[Data items]
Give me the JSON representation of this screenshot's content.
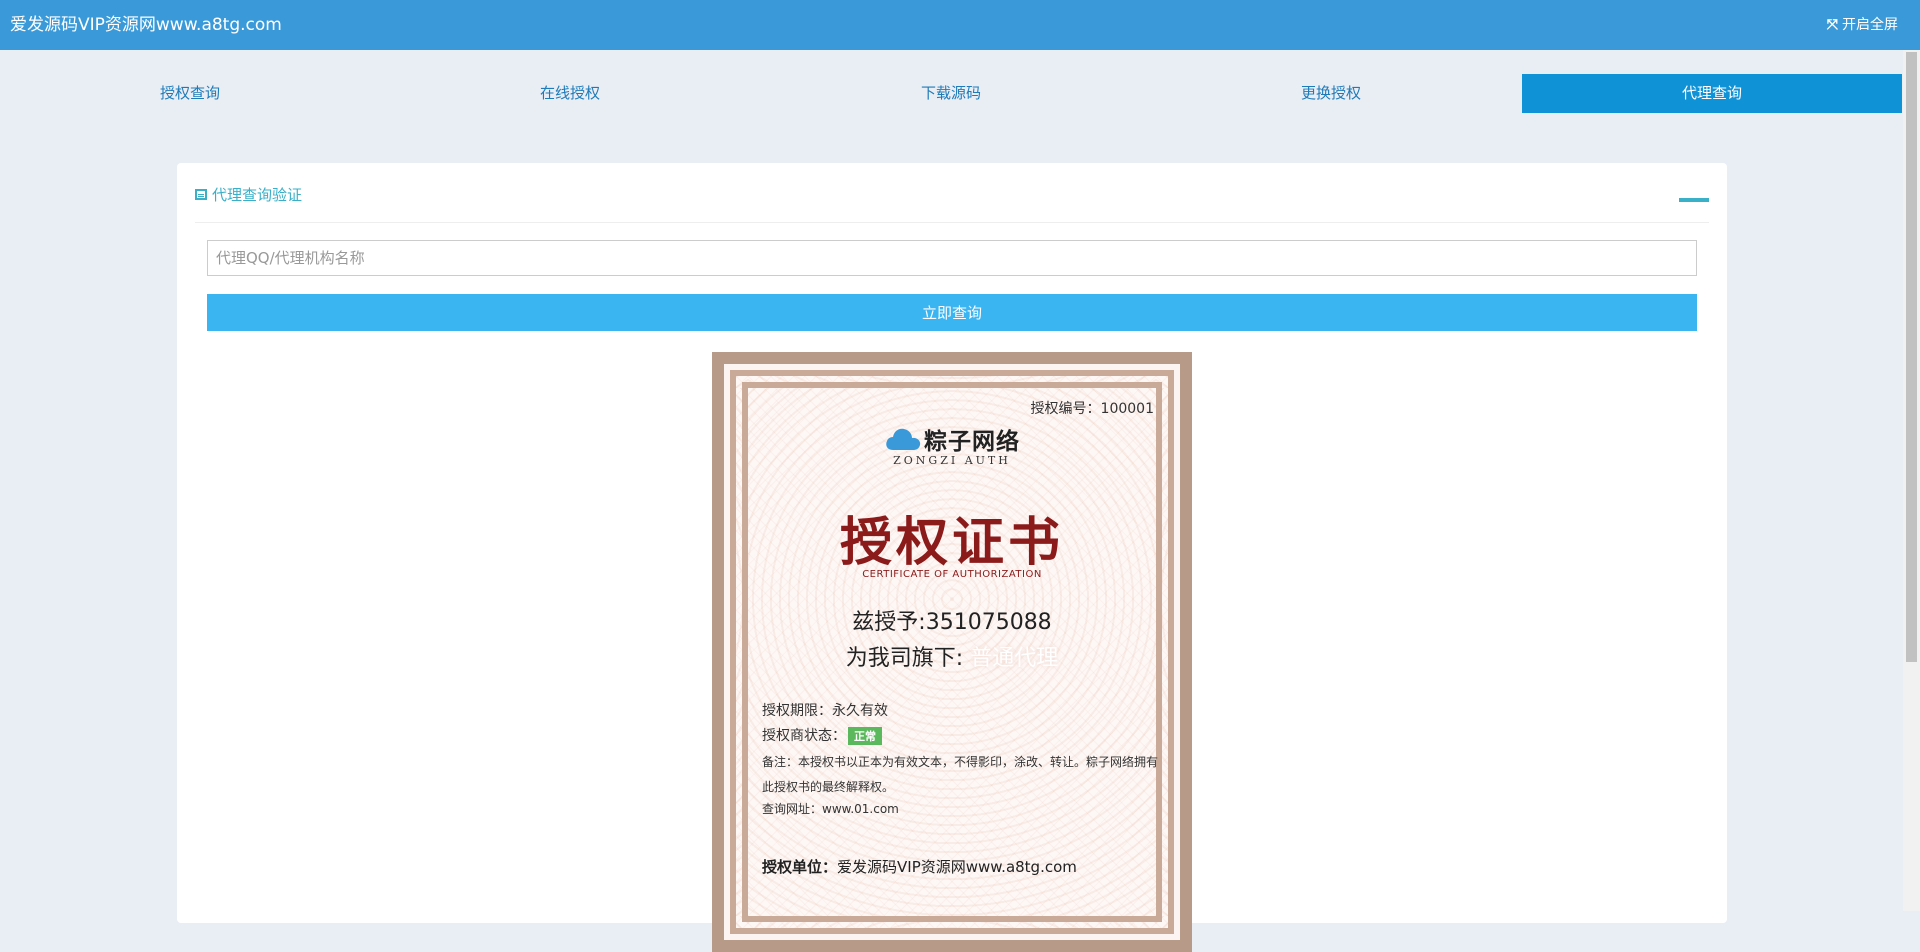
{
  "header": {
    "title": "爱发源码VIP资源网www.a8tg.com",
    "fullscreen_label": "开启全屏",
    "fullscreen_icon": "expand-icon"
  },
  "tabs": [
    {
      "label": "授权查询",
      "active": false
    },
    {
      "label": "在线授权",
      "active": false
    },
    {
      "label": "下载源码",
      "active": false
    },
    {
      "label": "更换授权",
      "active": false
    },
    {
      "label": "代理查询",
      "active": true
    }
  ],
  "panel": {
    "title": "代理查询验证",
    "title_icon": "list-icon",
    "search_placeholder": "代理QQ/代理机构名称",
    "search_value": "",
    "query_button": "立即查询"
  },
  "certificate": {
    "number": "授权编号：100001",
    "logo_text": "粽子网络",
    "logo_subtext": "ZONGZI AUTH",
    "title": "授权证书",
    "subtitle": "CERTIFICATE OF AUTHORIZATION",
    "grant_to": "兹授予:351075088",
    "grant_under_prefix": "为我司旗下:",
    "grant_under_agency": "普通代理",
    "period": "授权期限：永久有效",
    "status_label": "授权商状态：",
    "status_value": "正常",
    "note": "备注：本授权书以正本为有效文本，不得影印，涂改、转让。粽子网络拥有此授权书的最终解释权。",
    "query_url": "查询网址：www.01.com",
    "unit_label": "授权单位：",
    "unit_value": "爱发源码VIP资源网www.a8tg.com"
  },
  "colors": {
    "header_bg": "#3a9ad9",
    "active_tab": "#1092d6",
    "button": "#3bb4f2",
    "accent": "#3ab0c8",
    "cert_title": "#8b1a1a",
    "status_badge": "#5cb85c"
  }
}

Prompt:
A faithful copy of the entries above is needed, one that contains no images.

Answer:
Give me the JSON representation of this screenshot's content.
{
  "header": {
    "title": "爱发源码VIP资源网www.a8tg.com",
    "fullscreen_label": "开启全屏",
    "fullscreen_icon": "expand-icon"
  },
  "tabs": [
    {
      "label": "授权查询",
      "active": false
    },
    {
      "label": "在线授权",
      "active": false
    },
    {
      "label": "下载源码",
      "active": false
    },
    {
      "label": "更换授权",
      "active": false
    },
    {
      "label": "代理查询",
      "active": true
    }
  ],
  "panel": {
    "title": "代理查询验证",
    "title_icon": "list-icon",
    "search_placeholder": "代理QQ/代理机构名称",
    "search_value": "",
    "query_button": "立即查询"
  },
  "certificate": {
    "number": "授权编号：100001",
    "logo_text": "粽子网络",
    "logo_subtext": "ZONGZI AUTH",
    "title": "授权证书",
    "subtitle": "CERTIFICATE OF AUTHORIZATION",
    "grant_to": "兹授予:351075088",
    "grant_under_prefix": "为我司旗下:",
    "grant_under_agency": "普通代理",
    "period": "授权期限：永久有效",
    "status_label": "授权商状态：",
    "status_value": "正常",
    "note": "备注：本授权书以正本为有效文本，不得影印，涂改、转让。粽子网络拥有此授权书的最终解释权。",
    "query_url": "查询网址：www.01.com",
    "unit_label": "授权单位：",
    "unit_value": "爱发源码VIP资源网www.a8tg.com"
  },
  "colors": {
    "header_bg": "#3a9ad9",
    "active_tab": "#1092d6",
    "button": "#3bb4f2",
    "accent": "#3ab0c8",
    "cert_title": "#8b1a1a",
    "status_badge": "#5cb85c"
  }
}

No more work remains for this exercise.